"The way you leave is the way people remember you," says Xavier Cutter Cartier, 32, general manager at a Manhattan restaurant. "Giuliani has been a very harsh critic to a lot of people and very insensitive to a lot of situations, and now he wants our sympathy and he's not going to get it. What goes around comes around."
But Giuliani supporters say this is simply how a hard-charging fighter gets divorced.
"I'm a born-and-bred New Yorker, and I have to admire taking something on directly -- that's how I am," says Andrea Peyser, a New York Post columnist who has come to Giuliani's defense. "He's like, 'OK, my marriage is over. This is my girlfriend. Deal with it.' I admire that sort of openness. Donna plays it a different way -- she's more passive-aggressive."
Felder has contended that Hanover was unsympathetic to the mayor's fight against cancer, relegating him to a cramped guest room that required him to use a half-bathroom down the hall as he struggled with nausea. Giuliani's lawyer also has said that Hanover told her husband that his cancer was the result of too much testosterone.
The mayor's side argues that Nathan, 46, an Upper East Side divorcee who has dated Giuliani for the past two years, has always limited her visits to the public rooms of Gracie Mansion and that Giuliani's impotence means that he's only snuggling with her.
"Right, I'm supposed to feel sorry for this man because he can't have extramarital sex," says Linda Stasi, a pro-Hanover columnist who duels with Peyser in the New York Post. "It's crazy. I know the kids are terribly upset by this. Donna's thinking about them."
Hanover's allies say the mayor's wife, a television personality whose recent work includes appearances on "Ally McBeal," "Law and Order" and a cable cooking show, is taking the high road by refusing to respond to the accusations of the Giuliani team.
"It's been a very painful period," Hanover lawyer Victor Kovner says. "But she's holding up pretty well under the circumstances."
These have not been placid times at Gracie Mansion. Little more than a year ago, Giuliani announced that he was ill with prostate cancer. The next month, he revealed his relationship with his "very good friend" Nathan, effectively disclosing his separation to the press before informing his wife of 16 years.

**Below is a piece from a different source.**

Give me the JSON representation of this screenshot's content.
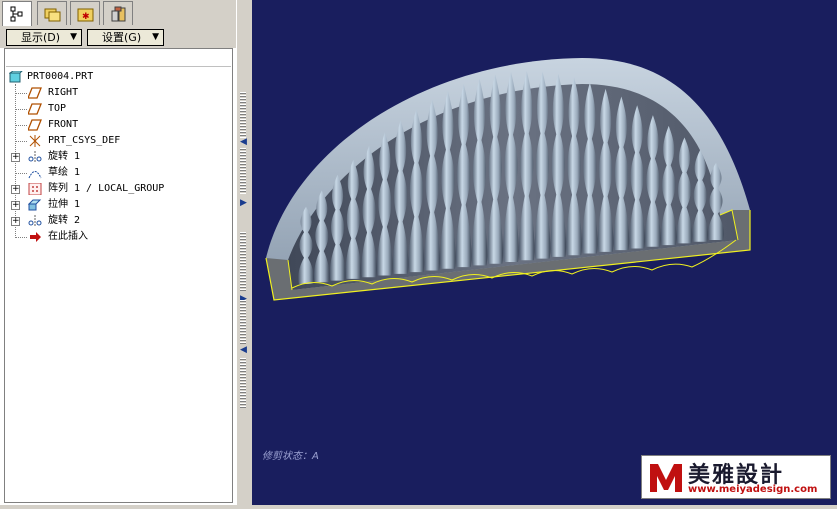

Then Hanover performed in the feminist play "The Vagina Monologues," a role she had passed up when her husband became ill, but reclaimed as he and Nathan became an official New York item.
Nathan now accompanies the mayor to public events and travels with a taxpayer-funded security detail. Hanover, who also gets a security detachment, continues to perform some quasi-official duties. So New Yorkers effectively have two first ladies -- and a mayor caught in the middle.
"You can't have your cake and eat it, too," says Alexander Cieslak, 57, a Brooklyn waiter. "Rudy should know better."